== Information provided ==
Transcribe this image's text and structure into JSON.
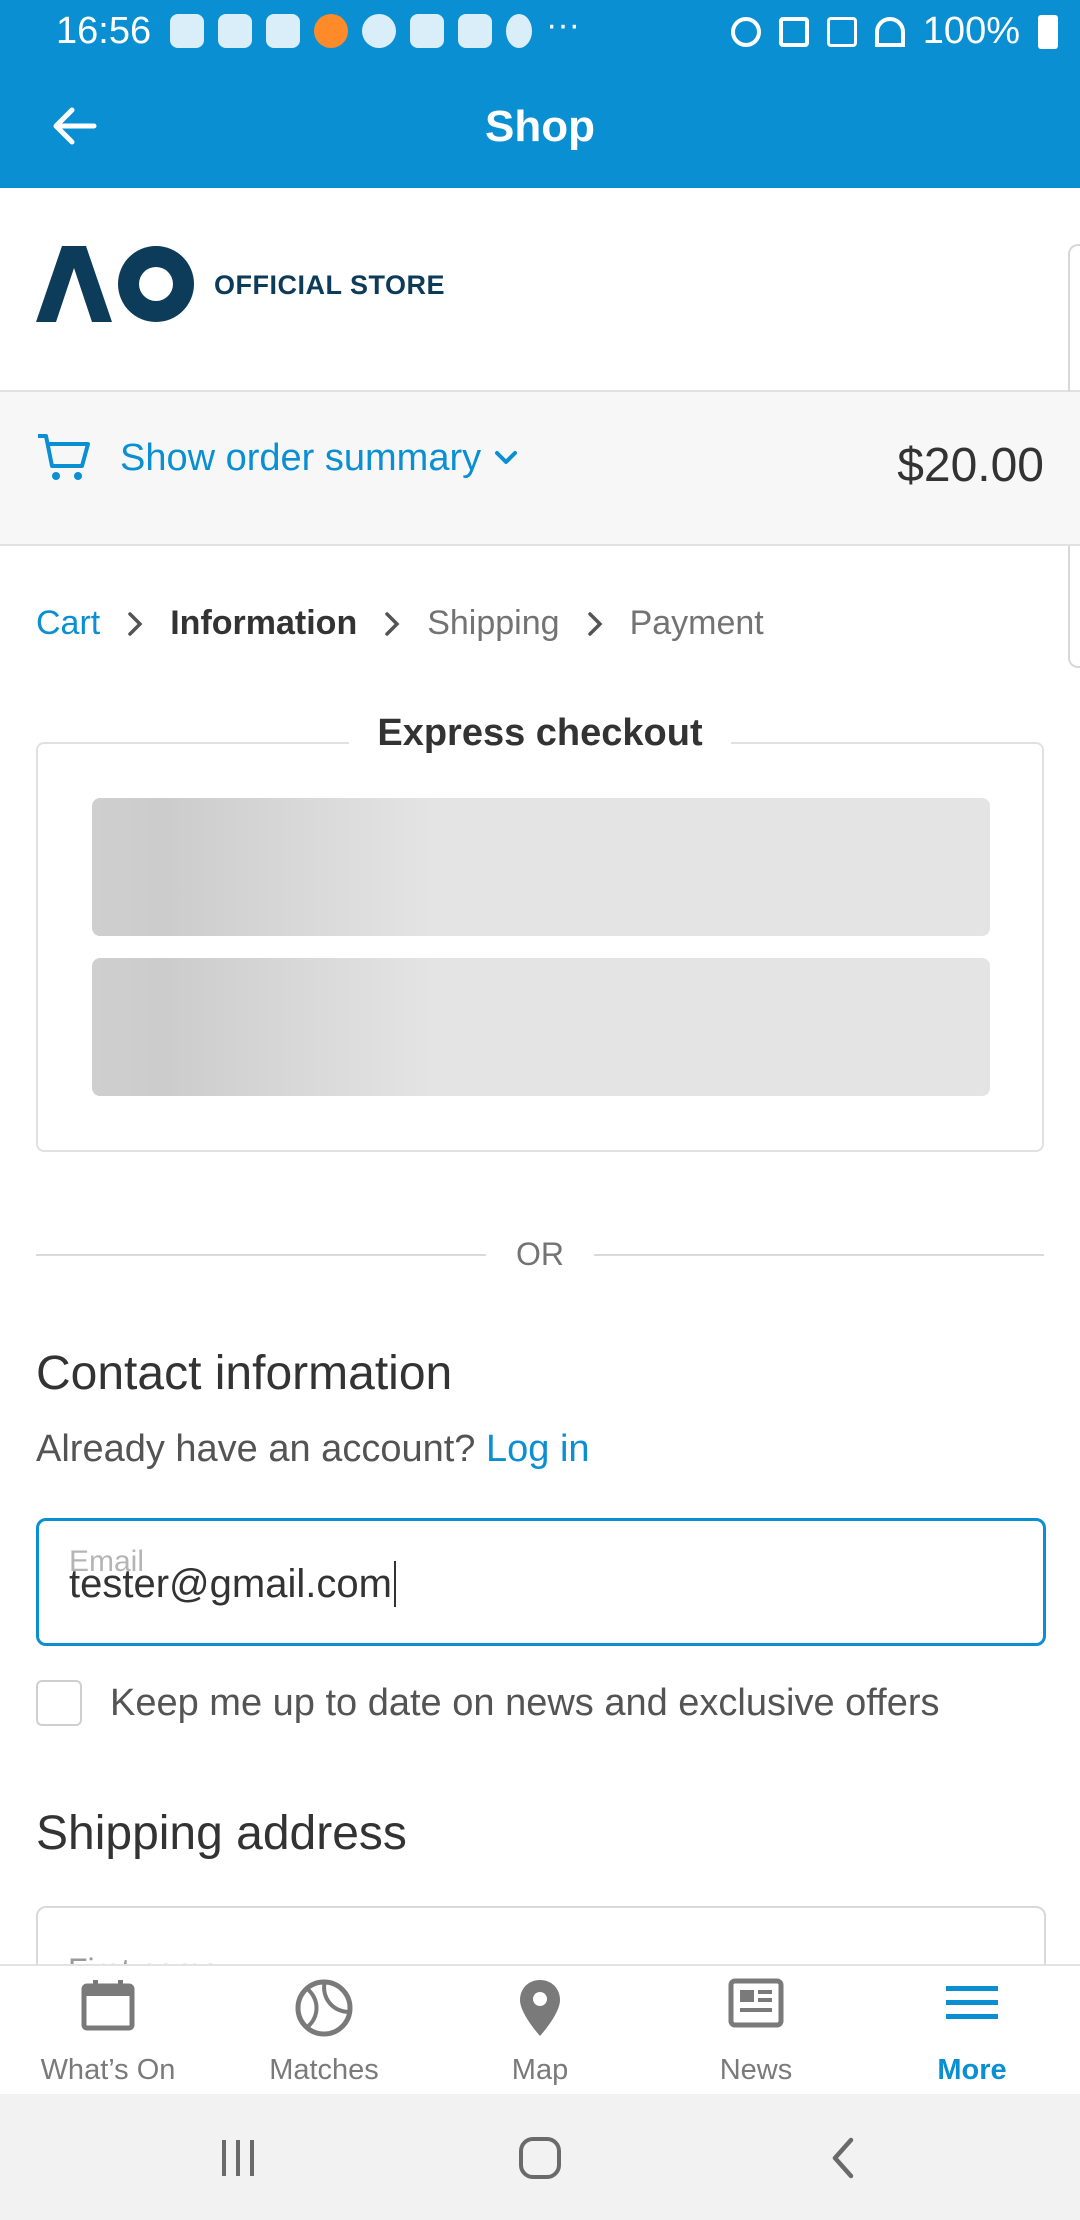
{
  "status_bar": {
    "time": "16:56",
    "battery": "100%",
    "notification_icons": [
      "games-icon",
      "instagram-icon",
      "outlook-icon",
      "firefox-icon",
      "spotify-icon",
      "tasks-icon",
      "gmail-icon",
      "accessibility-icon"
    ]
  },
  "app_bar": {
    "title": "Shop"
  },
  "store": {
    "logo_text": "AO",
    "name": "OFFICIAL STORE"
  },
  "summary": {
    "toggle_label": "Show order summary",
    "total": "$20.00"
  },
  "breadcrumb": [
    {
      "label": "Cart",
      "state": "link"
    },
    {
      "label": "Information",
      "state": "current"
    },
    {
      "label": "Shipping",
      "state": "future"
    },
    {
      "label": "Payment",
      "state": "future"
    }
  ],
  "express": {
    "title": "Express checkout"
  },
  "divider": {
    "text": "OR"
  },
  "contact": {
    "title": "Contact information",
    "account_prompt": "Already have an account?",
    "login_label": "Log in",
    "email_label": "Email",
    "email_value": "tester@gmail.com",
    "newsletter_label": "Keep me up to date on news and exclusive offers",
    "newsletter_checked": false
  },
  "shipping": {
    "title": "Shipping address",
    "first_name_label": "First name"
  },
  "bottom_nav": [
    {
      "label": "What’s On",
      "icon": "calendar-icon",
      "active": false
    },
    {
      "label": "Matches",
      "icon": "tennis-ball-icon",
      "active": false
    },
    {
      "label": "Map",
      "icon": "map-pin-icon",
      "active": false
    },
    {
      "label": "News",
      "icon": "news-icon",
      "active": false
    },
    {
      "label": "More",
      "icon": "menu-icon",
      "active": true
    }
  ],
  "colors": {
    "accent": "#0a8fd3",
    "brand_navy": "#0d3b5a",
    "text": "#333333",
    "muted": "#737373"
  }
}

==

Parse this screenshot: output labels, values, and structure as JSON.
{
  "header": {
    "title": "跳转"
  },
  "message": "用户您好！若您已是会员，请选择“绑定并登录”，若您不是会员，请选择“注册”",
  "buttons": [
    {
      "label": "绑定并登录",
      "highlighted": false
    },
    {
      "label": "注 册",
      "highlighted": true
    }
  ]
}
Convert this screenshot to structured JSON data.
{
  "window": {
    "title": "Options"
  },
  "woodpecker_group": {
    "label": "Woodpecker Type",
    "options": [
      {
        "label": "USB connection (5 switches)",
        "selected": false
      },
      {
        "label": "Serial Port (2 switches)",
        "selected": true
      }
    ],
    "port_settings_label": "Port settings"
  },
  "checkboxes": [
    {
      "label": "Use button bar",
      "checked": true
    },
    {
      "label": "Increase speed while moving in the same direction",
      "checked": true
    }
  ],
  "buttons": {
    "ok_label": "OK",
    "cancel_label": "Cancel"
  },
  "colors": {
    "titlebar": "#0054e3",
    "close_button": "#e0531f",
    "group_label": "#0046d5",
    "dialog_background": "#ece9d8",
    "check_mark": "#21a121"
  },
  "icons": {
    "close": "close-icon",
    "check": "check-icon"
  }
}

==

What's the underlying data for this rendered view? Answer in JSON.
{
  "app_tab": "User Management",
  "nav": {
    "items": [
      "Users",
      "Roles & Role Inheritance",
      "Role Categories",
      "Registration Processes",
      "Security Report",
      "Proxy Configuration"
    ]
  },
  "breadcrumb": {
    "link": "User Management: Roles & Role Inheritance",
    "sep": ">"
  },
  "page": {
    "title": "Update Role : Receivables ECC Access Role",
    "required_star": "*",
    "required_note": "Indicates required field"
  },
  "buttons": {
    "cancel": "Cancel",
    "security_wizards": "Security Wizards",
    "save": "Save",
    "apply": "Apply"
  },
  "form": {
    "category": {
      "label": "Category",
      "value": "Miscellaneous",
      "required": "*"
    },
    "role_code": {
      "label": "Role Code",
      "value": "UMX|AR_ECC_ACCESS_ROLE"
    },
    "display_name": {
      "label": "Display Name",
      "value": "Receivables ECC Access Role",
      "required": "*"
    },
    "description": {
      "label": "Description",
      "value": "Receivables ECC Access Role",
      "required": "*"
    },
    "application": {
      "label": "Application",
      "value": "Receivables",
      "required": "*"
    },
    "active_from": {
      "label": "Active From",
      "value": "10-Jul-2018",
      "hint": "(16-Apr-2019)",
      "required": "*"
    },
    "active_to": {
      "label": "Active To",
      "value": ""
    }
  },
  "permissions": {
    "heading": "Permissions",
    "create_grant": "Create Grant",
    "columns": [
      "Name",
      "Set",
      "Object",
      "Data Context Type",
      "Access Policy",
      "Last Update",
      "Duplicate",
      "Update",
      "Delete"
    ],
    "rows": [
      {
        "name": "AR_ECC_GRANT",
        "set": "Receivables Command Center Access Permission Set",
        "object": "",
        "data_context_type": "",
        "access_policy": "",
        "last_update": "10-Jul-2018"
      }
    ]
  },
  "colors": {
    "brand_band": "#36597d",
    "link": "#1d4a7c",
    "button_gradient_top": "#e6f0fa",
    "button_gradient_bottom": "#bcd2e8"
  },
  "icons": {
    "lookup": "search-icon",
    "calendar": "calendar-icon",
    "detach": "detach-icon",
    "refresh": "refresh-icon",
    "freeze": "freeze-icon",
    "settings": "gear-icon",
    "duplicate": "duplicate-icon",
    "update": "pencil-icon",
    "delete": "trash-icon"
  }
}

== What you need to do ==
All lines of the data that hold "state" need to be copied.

== Exercise result ==
      "state": "link"
      "state": "current"
      "state": "future"
      "state": "future"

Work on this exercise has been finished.